This study has its limitations: For one, we are not told how many investigators took part; Secondly, the authors reported that pressure of the measuring electrode had some influence on reported results while at the same time claiming that this did not affect final diagnoses. The published report does not outline the power calculation needed to match clinical diagnoses and electrodermal results to an a priori (p < 0.05) level of statistical significance.

That said, Dr. Szopinski’s research does seem to validate the basics of ET. “So-called OPAs (organ projection areas) do exist on the skin surface. Pathology of a particular organ causes a related OPA to rectify electrical currents once the resistance ‘breakthrough effect’ has been induced in the skin.” He adds that, “Healthy organs usually produced the … result ‘healthy’ or ‘within normal limits’, while subacute pathology displayed ‘subcute’ and acute pathology ‘acute.'”

But Dr. Szopinski makes one more very important point: “The results were not affected by either the type or the aetiology of disease, that is, OED (organ electrodermal diagnostics) estimated the actual extent of pathological process activity within particular organs but did not directly explain the cause of pathology.” Yet this is precisely what many ET practitioners will claim to do: detect specific causes for organ pathology.

Accuracy & Reproducibility

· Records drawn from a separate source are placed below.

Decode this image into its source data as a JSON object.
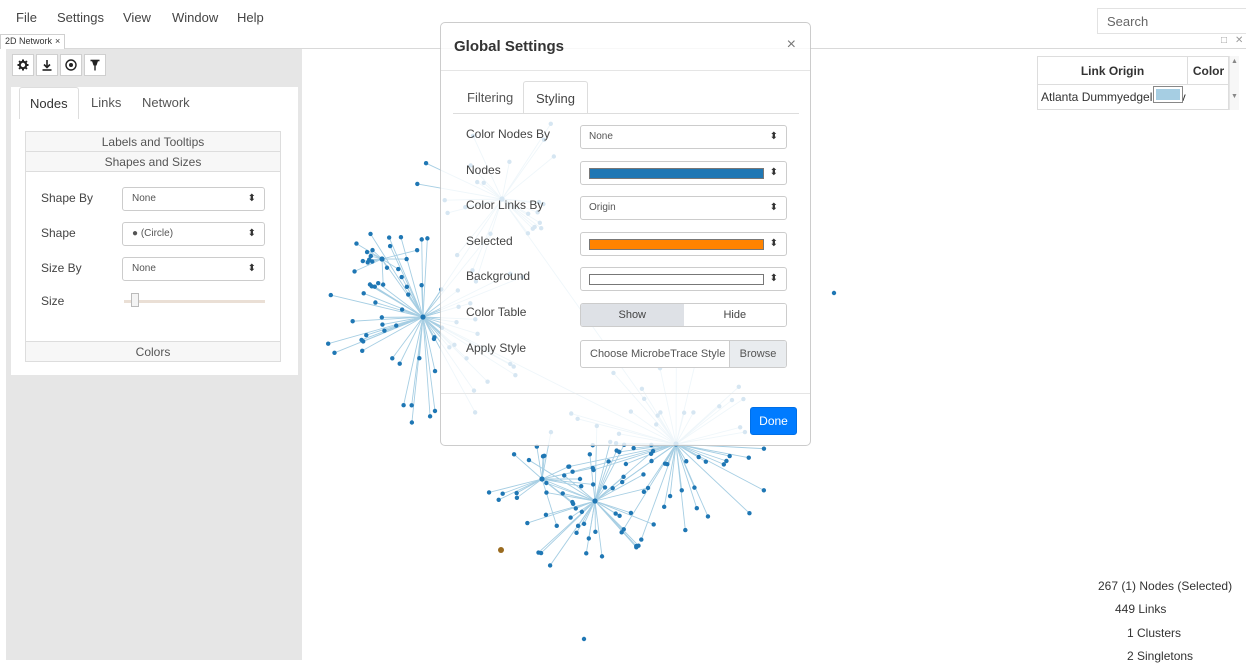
{
  "menu": {
    "items": [
      "File",
      "Settings",
      "View",
      "Window",
      "Help"
    ],
    "search_placeholder": "Search"
  },
  "tabs": {
    "active_label": "2D Network",
    "close_glyph": "×"
  },
  "toolbar": {
    "icons": [
      "gear-icon",
      "download-icon",
      "target-icon",
      "pin-icon"
    ]
  },
  "left_panel": {
    "tabs": [
      "Nodes",
      "Links",
      "Network"
    ],
    "active_tab": "Nodes",
    "sections": {
      "labels": "Labels and Tooltips",
      "shapes": "Shapes and Sizes",
      "colors": "Colors"
    },
    "fields": {
      "shape_by_label": "Shape By",
      "shape_by_value": "None",
      "shape_label": "Shape",
      "shape_value": "● (Circle)",
      "size_by_label": "Size By",
      "size_by_value": "None",
      "size_label": "Size",
      "size_value": 0.05
    }
  },
  "modal": {
    "title": "Global Settings",
    "close": "×",
    "tabs": [
      "Filtering",
      "Styling"
    ],
    "active_tab": "Styling",
    "fields": {
      "color_nodes_by_label": "Color Nodes By",
      "color_nodes_by_value": "None",
      "nodes_label": "Nodes",
      "nodes_color": "#1f77b4",
      "color_links_by_label": "Color Links By",
      "color_links_by_value": "Origin",
      "selected_label": "Selected",
      "selected_color": "#ff8300",
      "background_label": "Background",
      "background_color": "#ffffff",
      "color_table_label": "Color Table",
      "color_table_show": "Show",
      "color_table_hide": "Hide",
      "color_table_selected": "Show",
      "apply_style_label": "Apply Style",
      "apply_style_placeholder": "Choose MicrobeTrace Style",
      "browse": "Browse"
    },
    "done": "Done"
  },
  "color_table": {
    "headers": [
      "Link Origin",
      "Color"
    ],
    "rows": [
      {
        "origin": "Atlanta Dummyedgelist.csv",
        "color": "#a6cee3"
      }
    ]
  },
  "stats": {
    "nodes": "267 (1) Nodes (Selected)",
    "links": "449 Links",
    "clusters": "1 Clusters",
    "singletons": "2 Singletons"
  },
  "colors": {
    "node": "#1f77b4",
    "link": "#a6cee3",
    "selected_node": "#9a6b1f",
    "accent": "#007bff",
    "panel_bg": "#e6e6e6"
  }
}
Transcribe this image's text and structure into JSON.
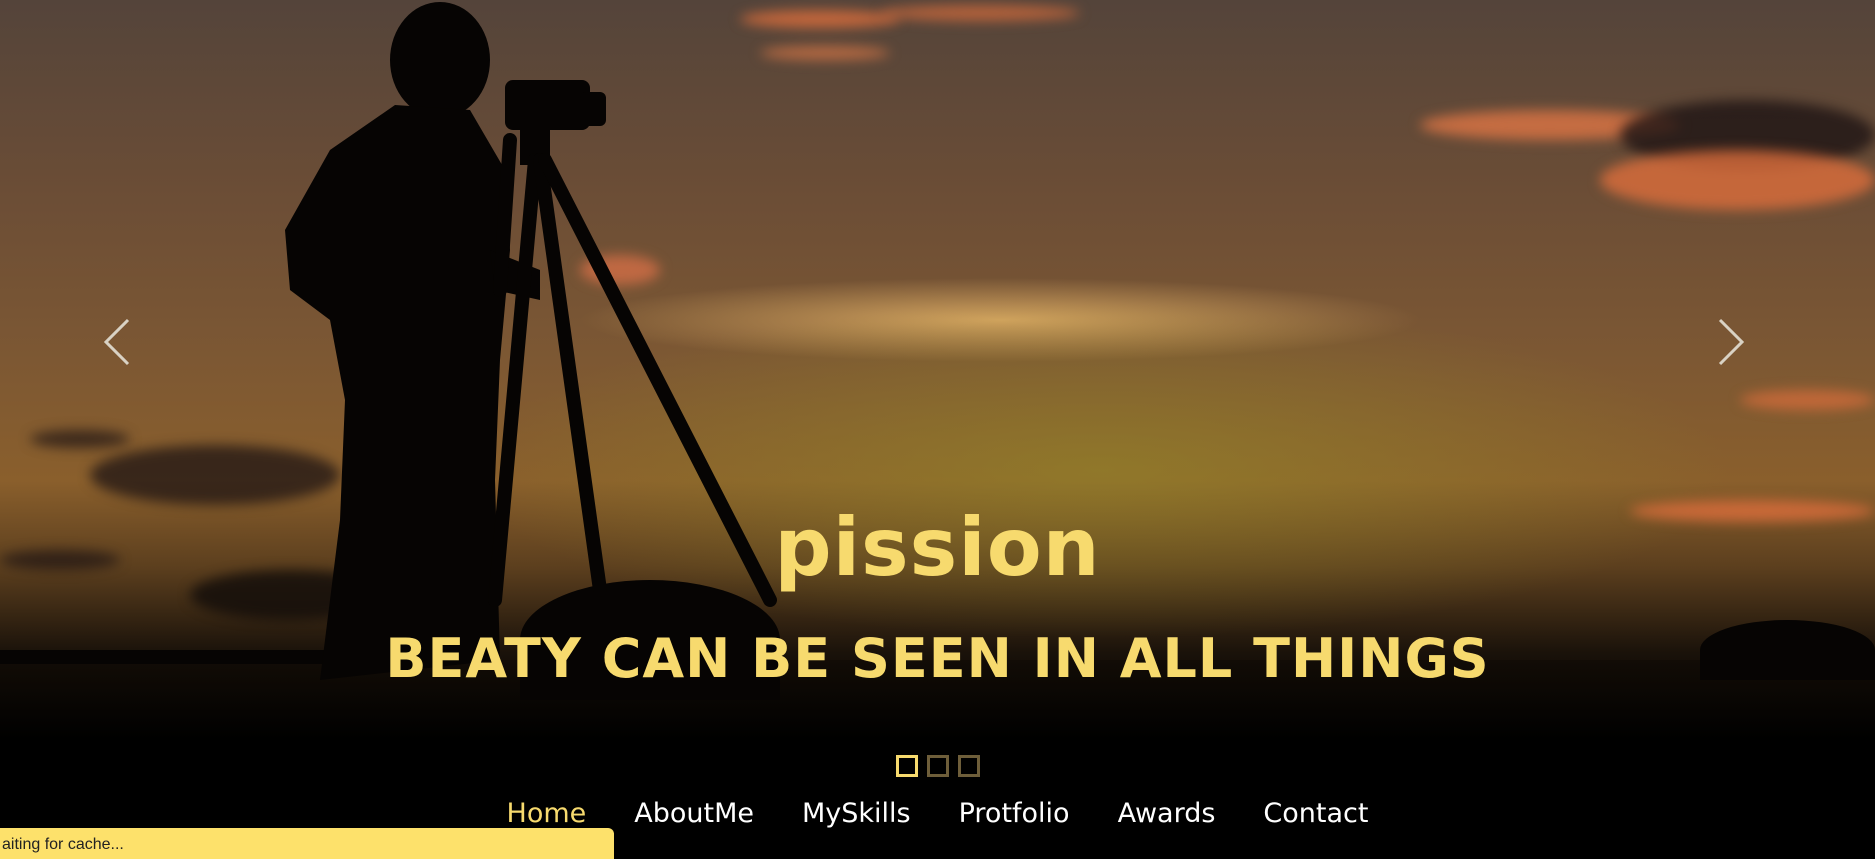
{
  "hero": {
    "title": "pission",
    "subtitle": "BEATY CAN BE SEEN IN ALL THINGS",
    "prev_icon": "chevron-left-icon",
    "next_icon": "chevron-right-icon",
    "slide_count": 3,
    "active_slide": 1
  },
  "nav": {
    "items": [
      "Home",
      "AboutMe",
      "MySkills",
      "Protfolio",
      "Awards",
      "Contact"
    ],
    "active": "Home"
  },
  "status_bar": {
    "text": "aiting for cache..."
  },
  "colors": {
    "accent": "#f7da6e",
    "nav_text": "#ffffff",
    "status_bg": "#fde16b"
  }
}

There are several other small studies of ET in the literature, showing equivocal outcomes. It is difficult to draw strong conclusions, because there are many variables that could affect the accuracy of ET measurements. These include: incorrect medical theory regarding organ projection areas upon the skin; lack of validated comparisons of different skin locations for the probe placement; inter-operator variability; a patient’s skin hydration status; environmental humidity; the amount of moisture on the cloth covering the ET probe held by the patient; the patient’s use of skin creams or other cosmetics that might interfere with current flow; and the amount of pressure used with the probe (e.g., higher pressure increases the flow of electrical current between the device and the skin).

Practitioner credentialing is also an important issue. Currently there are no widely recognized standards for ET practitioner training and certification.

We certainly need more clinical trials before we can definitively accept or refute the diagnostic value of ET. Absence of these studies, however, will probably not quell the enthusiasm of either patients or practitioners of ET. The danger is that incorrect diagnoses based on ET may cause harm, waste healthcare dollars, unduly frighten people with conditions they do not actually have, or prevent them from seeking medical attention for a condition that was missed because of a false-negative ET.

Still, ET may yet prove to hold valuable information about an individual’s functional status, overall health or emerging disorders. At minimum, it should be combined with a medical history, general physical exam, and appropriate lab testing by a well-trained physician.

As is always the case with “alternative” diagnostic tests, the fact that a patient is seeking ET is a signal that he or she wants to move in the direction of health and is seeking to understand what is happening in his or her body. So while there may be big questions about the specific testing method, the motive is a good one and should be honored.

At the same time, clinicians should be aware that regulations on the use of experimental techniques like ET vary widely from state to state, as can interpretation or enforcement of stated regulations. In one highly publicized case in 2004, Geoffrey Ames, MD, of Redland, WA, faced a 5 year suspension of his medical license just for demonstrating, but not actually using EAV on a patient.

Cathy Creger Rosenbaum, PharmD, MBA, RPh, is founder & CEO of Rx Integrative Solutions, Inc., a consulting practice in holistic medicine, based in Cincinnati, OH. Visit her website at: www.rxintegrativesolutions.com. Feel free to contact her with questions at: drcathy@rxintegrativesolutions.com , 513-382-5184.